    "A fast, complex, exhilarating roadster ride through history and time.... Kino is an intoxicating Euro-brew, written with enormous skill and dedication." — Frederick Barthelme

    "Jürgen Fauth's deft mashup of genre and historical period is both a full-throttle literary thriller of ideas and a contemplative examination of film and fascism. Kino is a debut of great intellectual  force."– Teddy Wayne

    "A surprising alternative history. Kino brings the golden age of German cinema to light with loving, sometimes gritty, detail and great precision." – Neal Pollack, author of Jewball.

    "A delirious melange of conspiracy, magic, sex, history, bad behavior, and cinema, Kino is a stellar entertainment, and Jürgen Fauth is a writer of rare, sinister imagination." – Owen King, author of Reenactment

    "A light-hearted romp that leads straight into darkness and back through the shadows on the wall."– Ben Loory, author of Stories for Nighttime and Some for the Day

    "Movie nuts arise! A happy and felicitous debut."– Terese Svoboda

  • Recent Posts

The Queen – Director’s Commentary

Frears, Mirren, Morgan.
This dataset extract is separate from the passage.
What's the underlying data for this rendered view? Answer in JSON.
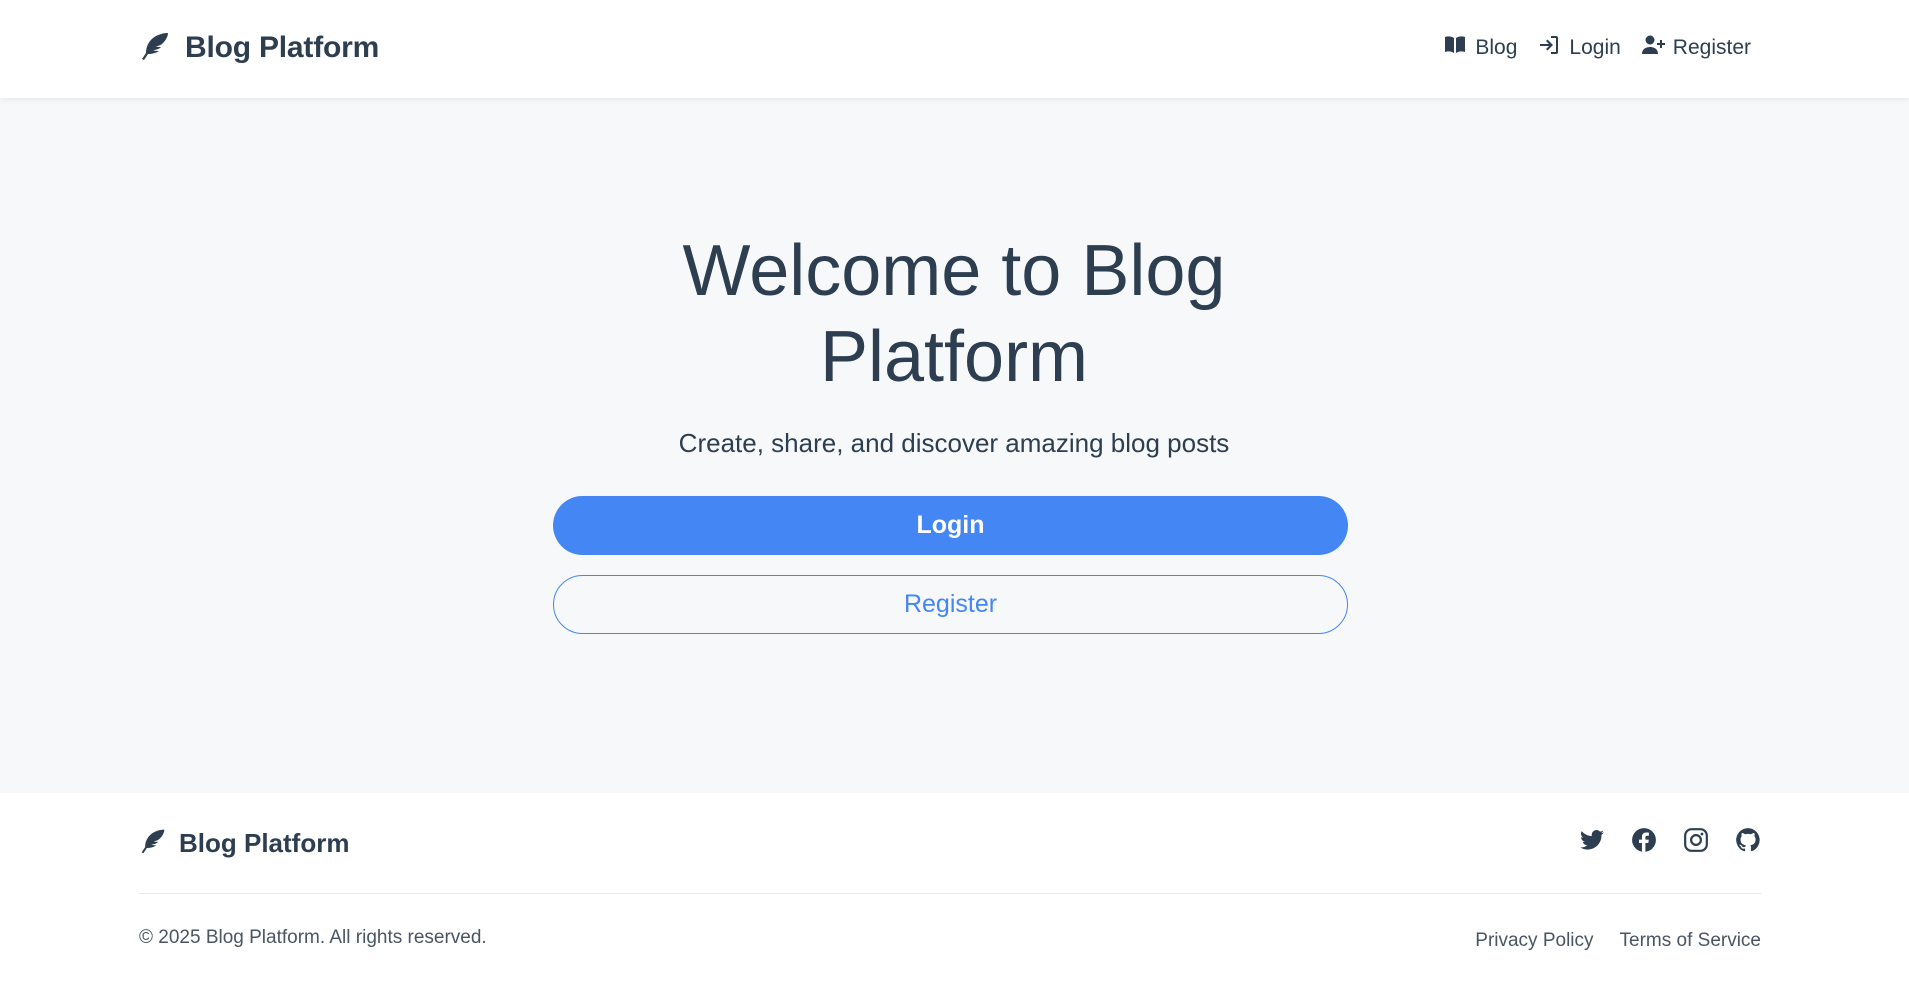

Photo: Eugene Hernandez/indieWIRE

I’ve watched and written about this movie more than once, but a DVD commentary with Stephen Frears and Peter Morgan was reason enough to give it another whirl. On the audio track, the film’s director and screenwriter are every bit as entertaining as they were at the NYFF press conference, but I was disappointed to find them somewhat reluctant to share tricks of the trade. Instead, they delight in pointing out jokes and sharing their favorite lines. (Peter Morgan’s is a single word: “Mummy?”)

There is, however, a short discussion of the meaning of the stag, and right before the end, they make a few incisive comments about the nature of truth. Apparently, The Queen gets all sorts of details completely wrong, most notably the sets. (They say in reality the inside of Buckingham Palace resembles a “dilapidated hotel.”) Yet nobody criticized the film for this, which leads Stephen Frears to observe that “plausability is more complex than just getting things right.” They end on an affirmation of the power of fiction: “You can only tell the truth by lying.” Amen.

The Queen. Stephen Frears, 2006. *****

Next Post

Leave a Reply

  • Tulpendiebe